There are a couple of extensions that come to mind. Trying it on different stocks, as well as adding other features like volume are fairly obvious. Another idea is to use the predicted probability (some sklearn classifiers have .predict_proba() which give a probability instead of a 0/1 label; see here for example). Then you might only want to trade if the probability is very high or low (if the classifier is indeed more often right when it's certain).


Hi, derek I'm relatively new here.. in quantopian.. anyways, Can you discuss how these models will help us in forecasting in the near term.. or year ahead ? thank you I'm very interested if it helps in my trading..

Derek: why do not use 80% of day for training, the prediction should be better for remaining 20%?

One more thing, that minute prices are much more random than daily, so finding dependencies seems difficult

Derek: Just came across this list which is relevant to your first exploration. Instead of R², one of these measures would be better to evaluate the forecast.

Mikhail: Good point. I think instead it could be interesting to use weekdays Mon-Thurs to predict closing on Fri.

Derek: This reminds me of the Kaggle Winton Stock Market Challenge, and maybe you developed this notebook with that competition in mind.
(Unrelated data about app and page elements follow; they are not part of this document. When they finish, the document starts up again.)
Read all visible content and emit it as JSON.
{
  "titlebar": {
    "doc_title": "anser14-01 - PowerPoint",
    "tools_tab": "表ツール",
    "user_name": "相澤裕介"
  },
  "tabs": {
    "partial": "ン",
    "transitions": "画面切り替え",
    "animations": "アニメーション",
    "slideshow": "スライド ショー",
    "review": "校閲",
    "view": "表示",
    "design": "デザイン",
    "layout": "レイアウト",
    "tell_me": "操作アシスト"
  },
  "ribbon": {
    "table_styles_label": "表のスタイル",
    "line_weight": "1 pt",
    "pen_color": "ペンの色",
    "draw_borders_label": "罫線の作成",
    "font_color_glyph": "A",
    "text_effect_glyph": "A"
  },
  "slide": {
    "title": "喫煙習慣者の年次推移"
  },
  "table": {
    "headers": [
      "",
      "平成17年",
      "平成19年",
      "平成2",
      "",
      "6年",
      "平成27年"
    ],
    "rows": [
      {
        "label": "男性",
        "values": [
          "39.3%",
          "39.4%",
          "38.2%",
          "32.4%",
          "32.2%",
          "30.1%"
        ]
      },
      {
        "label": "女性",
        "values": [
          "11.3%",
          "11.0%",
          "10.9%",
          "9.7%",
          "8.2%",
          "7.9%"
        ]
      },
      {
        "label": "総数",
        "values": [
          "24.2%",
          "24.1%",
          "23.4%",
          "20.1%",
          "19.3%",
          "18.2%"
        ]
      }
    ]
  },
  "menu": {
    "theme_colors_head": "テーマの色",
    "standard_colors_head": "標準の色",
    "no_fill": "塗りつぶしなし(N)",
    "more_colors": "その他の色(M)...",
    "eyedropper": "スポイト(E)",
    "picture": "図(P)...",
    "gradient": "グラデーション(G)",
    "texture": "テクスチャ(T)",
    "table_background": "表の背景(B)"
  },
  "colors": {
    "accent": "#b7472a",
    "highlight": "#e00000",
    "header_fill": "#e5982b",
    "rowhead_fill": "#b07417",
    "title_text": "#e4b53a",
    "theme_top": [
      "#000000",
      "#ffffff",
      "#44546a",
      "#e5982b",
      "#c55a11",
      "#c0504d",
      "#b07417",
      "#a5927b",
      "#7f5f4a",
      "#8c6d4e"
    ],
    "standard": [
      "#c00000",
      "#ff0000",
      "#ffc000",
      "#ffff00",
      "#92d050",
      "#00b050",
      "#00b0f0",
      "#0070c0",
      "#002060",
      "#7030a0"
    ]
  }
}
Judging by the leaderboard it doesn't look like many got above the benchmark of predicting nothing, and those who do don't get very far from the benchmark. But I'm sure there is something to learn from that community in the Forum section. Their choice of metric was MAE.

Hi Derek,

a very interesting attempt, thanks for sharing. Maybe one can consider adding some longer-term context to the data, e.g. some features from the daily chart, like position of the day relative to some moving averages, previuos day bars etc. The idea would be an intraday pattern may unfold differently depending on if a day session happens to be far away from long-term mean, or follow some daily pattern formation etc.